> **What the task requires**: Lines where the string "trên" appears are to be copied from the entries below.

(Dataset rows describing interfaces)
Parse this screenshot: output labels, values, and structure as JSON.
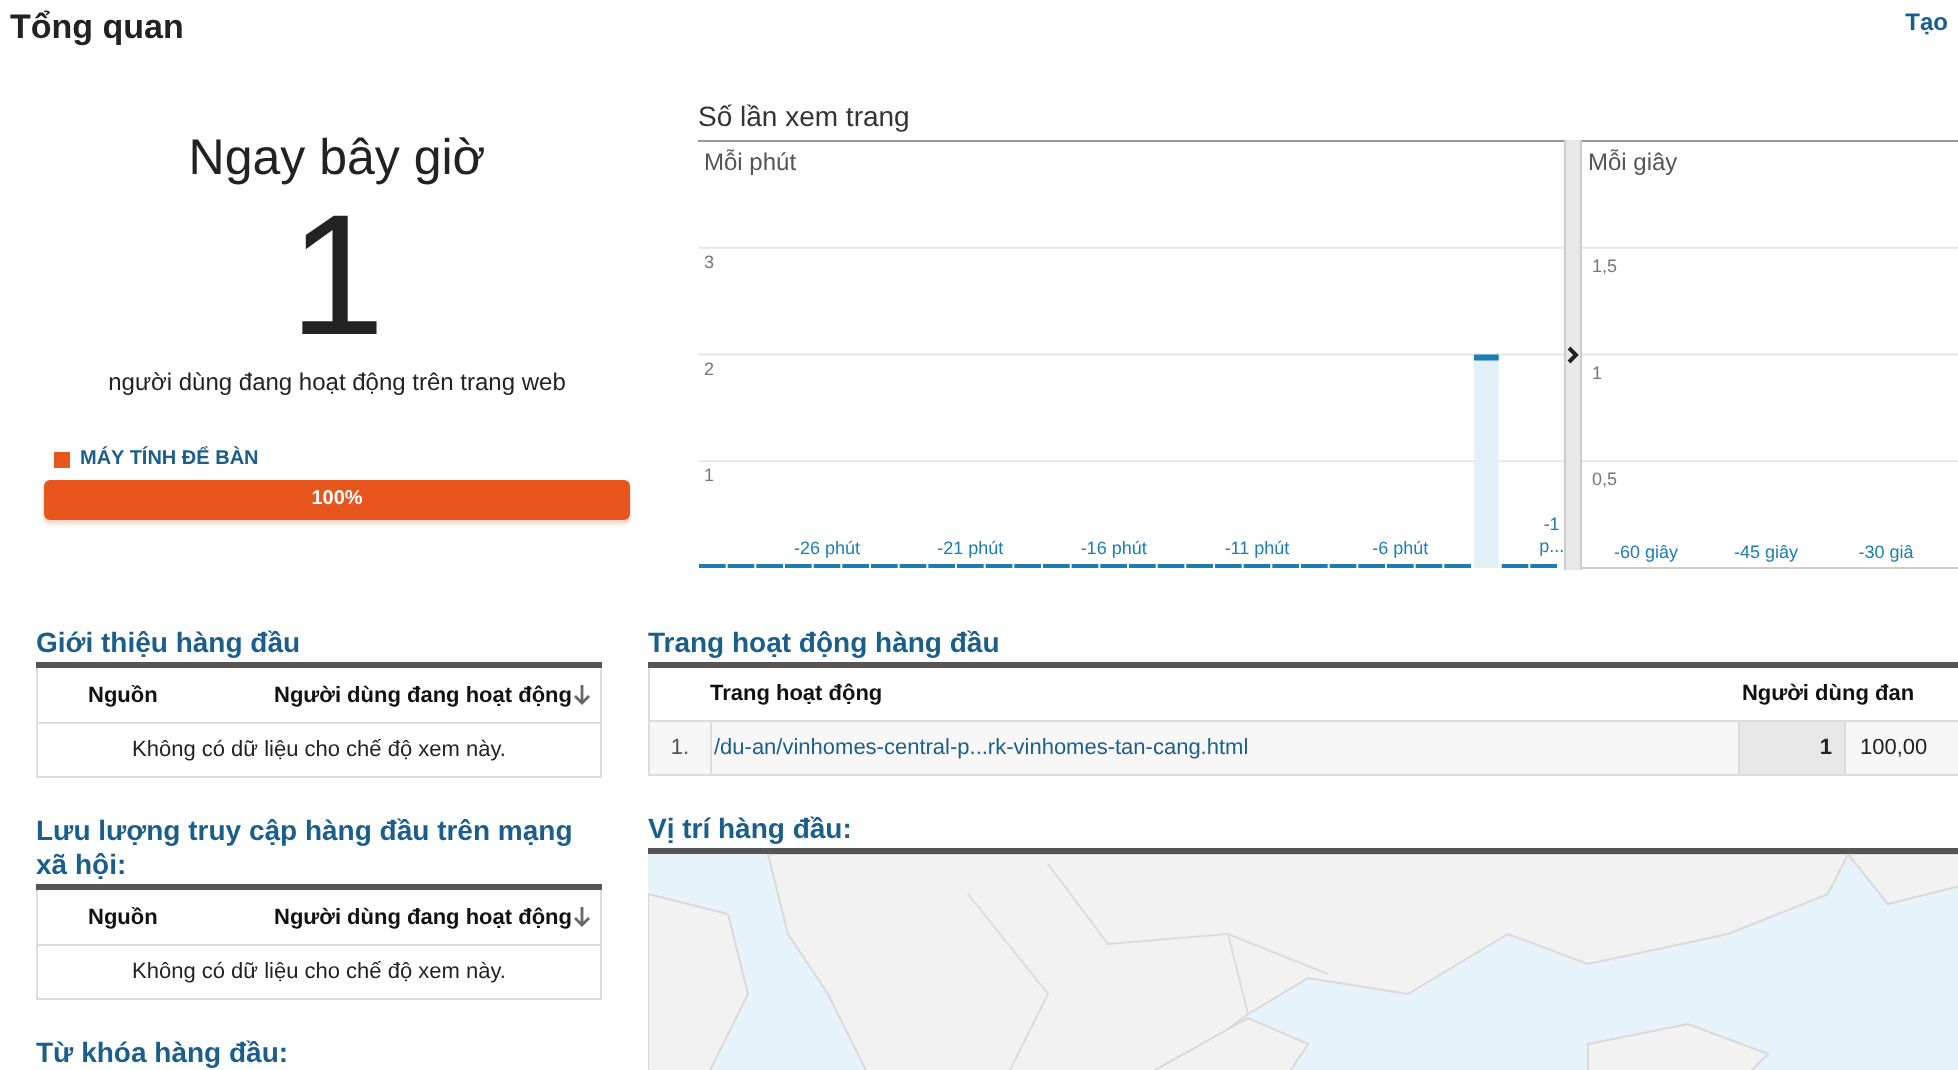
{
  "header": {
    "title": "Tổng quan",
    "action": "Tạo"
  },
  "right_now": {
    "title": "Ngay bây giờ",
    "count": "1",
    "caption": "người dùng đang hoạt động trên trang web",
    "devices": [
      {
        "label": "MÁY TÍNH ĐỂ BÀN",
        "color": "#e8561e",
        "level": 1,
        "percent": "100%"
      }
    ]
  },
  "pageviews": {
    "title": "Số lần xem trang",
    "per_minute": {
      "label": "Mỗi phút",
      "chart_data": {
        "type": "bar",
        "x": [
          -30,
          -29,
          -28,
          -27,
          -26,
          -25,
          -24,
          -23,
          -22,
          -21,
          -20,
          -19,
          -18,
          -17,
          -16,
          -15,
          -14,
          -13,
          -12,
          -11,
          -10,
          -9,
          -8,
          -7,
          -6,
          -5,
          -4,
          -3,
          -2,
          -1
        ],
        "values": [
          0,
          0,
          0,
          0,
          0,
          0,
          0,
          0,
          0,
          0,
          0,
          0,
          0,
          0,
          0,
          0,
          0,
          0,
          0,
          0,
          0,
          0,
          0,
          0,
          0,
          0,
          0,
          2,
          0,
          0
        ],
        "xlim": [
          -30.5,
          -0.5
        ],
        "ylim": [
          0,
          4
        ],
        "grid": true,
        "yticks": [
          1,
          2,
          3
        ],
        "xticks": [
          {
            "value": -26,
            "label": "-26 phút"
          },
          {
            "value": -21,
            "label": "-21 phút"
          },
          {
            "value": -16,
            "label": "-16 phút"
          },
          {
            "value": -11,
            "label": "-11 phút"
          },
          {
            "value": -6,
            "label": "-6 phút"
          },
          {
            "value": -1,
            "label": "-1 p..."
          }
        ]
      }
    },
    "per_second": {
      "label": "Mỗi giây",
      "chart_data": {
        "type": "bar",
        "xlim": [
          -68,
          2
        ],
        "ylim": [
          0,
          2
        ],
        "grid": true,
        "yticks": [
          {
            "value": 0.5,
            "label": "0,5"
          },
          {
            "value": 1,
            "label": "1"
          },
          {
            "value": 1.5,
            "label": "1,5"
          }
        ],
        "xticks": [
          {
            "value": -60,
            "label": "-60 giây"
          },
          {
            "value": -45,
            "label": "-45 giây"
          },
          {
            "value": -30,
            "label": "-30 giâ"
          }
        ]
      }
    }
  },
  "top_referrals": {
    "title": "Giới thiệu hàng đầu",
    "columns": [
      "Nguồn",
      "Người dùng đang hoạt động"
    ],
    "empty": "Không có dữ liệu cho chế độ xem này."
  },
  "top_social": {
    "title": "Lưu lượng truy cập hàng đầu trên mạng xã hội:",
    "columns": [
      "Nguồn",
      "Người dùng đang hoạt động"
    ],
    "empty": "Không có dữ liệu cho chế độ xem này."
  },
  "top_keywords": {
    "title": "Từ khóa hàng đầu:"
  },
  "top_pages": {
    "title": "Trang hoạt động hàng đầu",
    "columns": [
      "Trang hoạt động",
      "Người dùng đan"
    ],
    "rows": [
      {
        "index": "1.",
        "page": "/du-an/vinhomes-central-p...rk-vinhomes-tan-cang.html",
        "users": "1",
        "share": "100,00"
      }
    ]
  },
  "top_locations": {
    "title": "Vị trí hàng đầu:"
  }
}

> **Solved problem**:
    "caption": "người dùng đang hoạt động trên trang web",
    "title": "Lưu lượng truy cập hàng đầu trên mạng xã hội:",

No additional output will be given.